What you have to do:
Could you output each record below exactly as it stands and leave the pictures out?

Dataset rows describing interfaces
#####
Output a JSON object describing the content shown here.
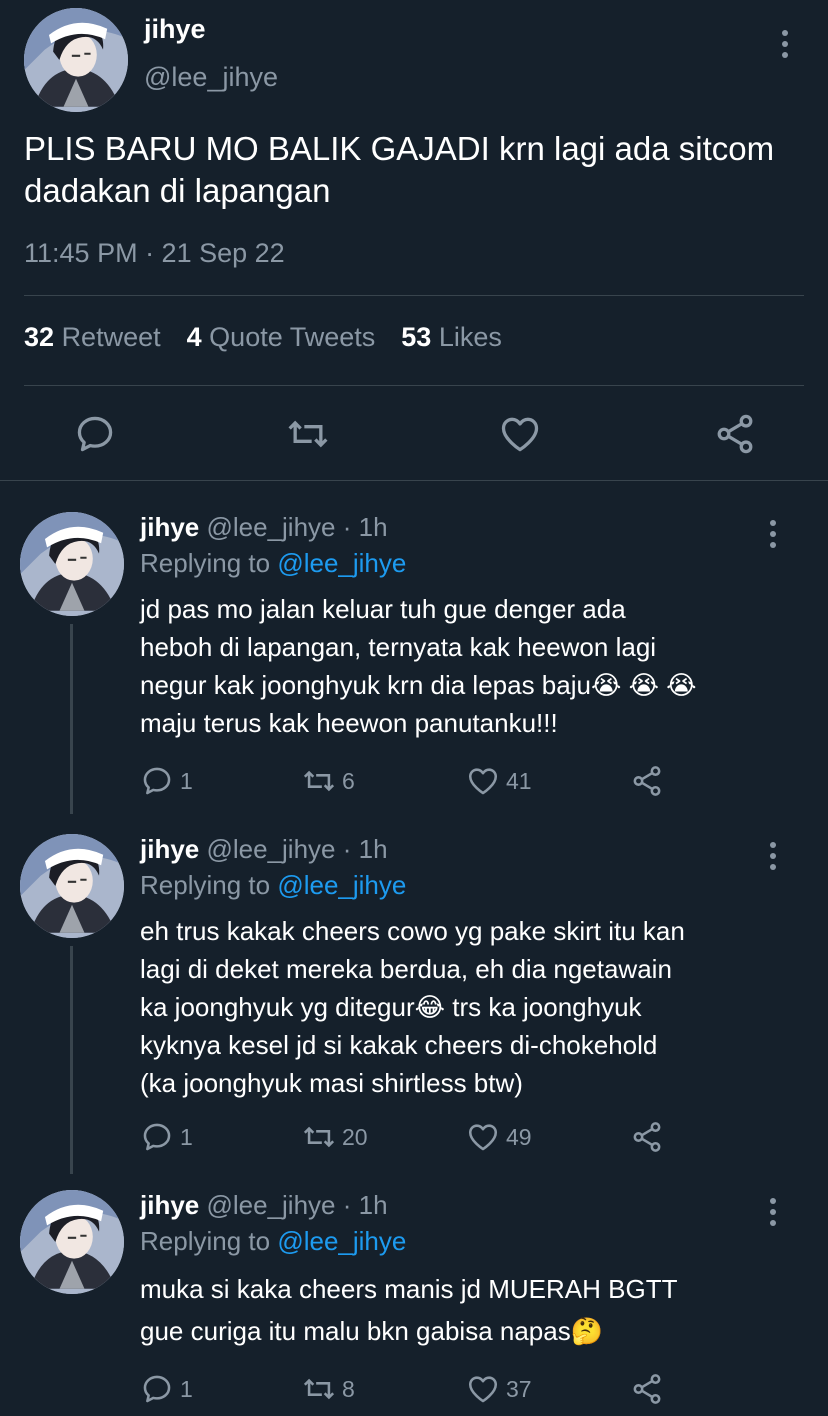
{
  "main": {
    "name": "jihye",
    "handle": "@lee_jihye",
    "text": "PLIS BARU MO BALIK GAJADI krn lagi ada sitcom dadakan di lapangan",
    "timestamp": "11:45 PM · 21 Sep 22",
    "stats": {
      "retweets_count": "32",
      "retweets_label": "Retweet",
      "quotes_count": "4",
      "quotes_label": "Quote Tweets",
      "likes_count": "53",
      "likes_label": "Likes"
    },
    "icons": [
      "reply-icon",
      "retweet-icon",
      "like-icon",
      "share-icon"
    ]
  },
  "replies": [
    {
      "name": "jihye",
      "handle": "@lee_jihye",
      "time": "· 1h",
      "replying_label": "Replying to",
      "replying_to": "@lee_jihye",
      "lines": [
        "jd pas mo jalan keluar tuh gue denger ada",
        "heboh di lapangan, ternyata kak heewon lagi",
        "negur kak joonghyuk krn dia lepas baju😭 😭 😭",
        "maju terus kak heewon panutanku!!!"
      ],
      "replies": "1",
      "retweets": "6",
      "likes": "41"
    },
    {
      "name": "jihye",
      "handle": "@lee_jihye",
      "time": "· 1h",
      "replying_label": "Replying to",
      "replying_to": "@lee_jihye",
      "lines": [
        "eh trus kakak cheers cowo yg pake skirt itu kan",
        "lagi di deket mereka berdua, eh dia ngetawain",
        "ka joonghyuk yg ditegur😂  trs ka joonghyuk",
        "kyknya kesel jd si kakak cheers di-chokehold",
        "(ka joonghyuk masi shirtless btw)"
      ],
      "replies": "1",
      "retweets": "20",
      "likes": "49"
    },
    {
      "name": "jihye",
      "handle": "@lee_jihye",
      "time": "· 1h",
      "replying_label": "Replying to",
      "replying_to": "@lee_jihye",
      "lines": [
        "muka si kaka cheers manis jd MUERAH BGTT",
        "gue curiga itu malu bkn gabisa napas🤔"
      ],
      "replies": "1",
      "retweets": "8",
      "likes": "37"
    }
  ],
  "colors": {
    "background": "#15202b",
    "text": "#ffffff",
    "muted": "#8b98a5",
    "link": "#1d9bf0",
    "divider": "#38444d"
  }
}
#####
Result for this task:
Output a JSON object describing the content shown here.
{
  "main": {
    "name": "jihye",
    "handle": "@lee_jihye",
    "text": "PLIS BARU MO BALIK GAJADI krn lagi ada sitcom dadakan di lapangan",
    "timestamp": "11:45 PM · 21 Sep 22",
    "stats": {
      "retweets_count": "32",
      "retweets_label": "Retweet",
      "quotes_count": "4",
      "quotes_label": "Quote Tweets",
      "likes_count": "53",
      "likes_label": "Likes"
    },
    "icons": [
      "reply-icon",
      "retweet-icon",
      "like-icon",
      "share-icon"
    ]
  },
  "replies": [
    {
      "name": "jihye",
      "handle": "@lee_jihye",
      "time": "· 1h",
      "replying_label": "Replying to",
      "replying_to": "@lee_jihye",
      "lines": [
        "jd pas mo jalan keluar tuh gue denger ada",
        "heboh di lapangan, ternyata kak heewon lagi",
        "negur kak joonghyuk krn dia lepas baju😭 😭 😭",
        "maju terus kak heewon panutanku!!!"
      ],
      "replies": "1",
      "retweets": "6",
      "likes": "41"
    },
    {
      "name": "jihye",
      "handle": "@lee_jihye",
      "time": "· 1h",
      "replying_label": "Replying to",
      "replying_to": "@lee_jihye",
      "lines": [
        "eh trus kakak cheers cowo yg pake skirt itu kan",
        "lagi di deket mereka berdua, eh dia ngetawain",
        "ka joonghyuk yg ditegur😂  trs ka joonghyuk",
        "kyknya kesel jd si kakak cheers di-chokehold",
        "(ka joonghyuk masi shirtless btw)"
      ],
      "replies": "1",
      "retweets": "20",
      "likes": "49"
    },
    {
      "name": "jihye",
      "handle": "@lee_jihye",
      "time": "· 1h",
      "replying_label": "Replying to",
      "replying_to": "@lee_jihye",
      "lines": [
        "muka si kaka cheers manis jd MUERAH BGTT",
        "gue curiga itu malu bkn gabisa napas🤔"
      ],
      "replies": "1",
      "retweets": "8",
      "likes": "37"
    }
  ],
  "colors": {
    "background": "#15202b",
    "text": "#ffffff",
    "muted": "#8b98a5",
    "link": "#1d9bf0",
    "divider": "#38444d"
  }
}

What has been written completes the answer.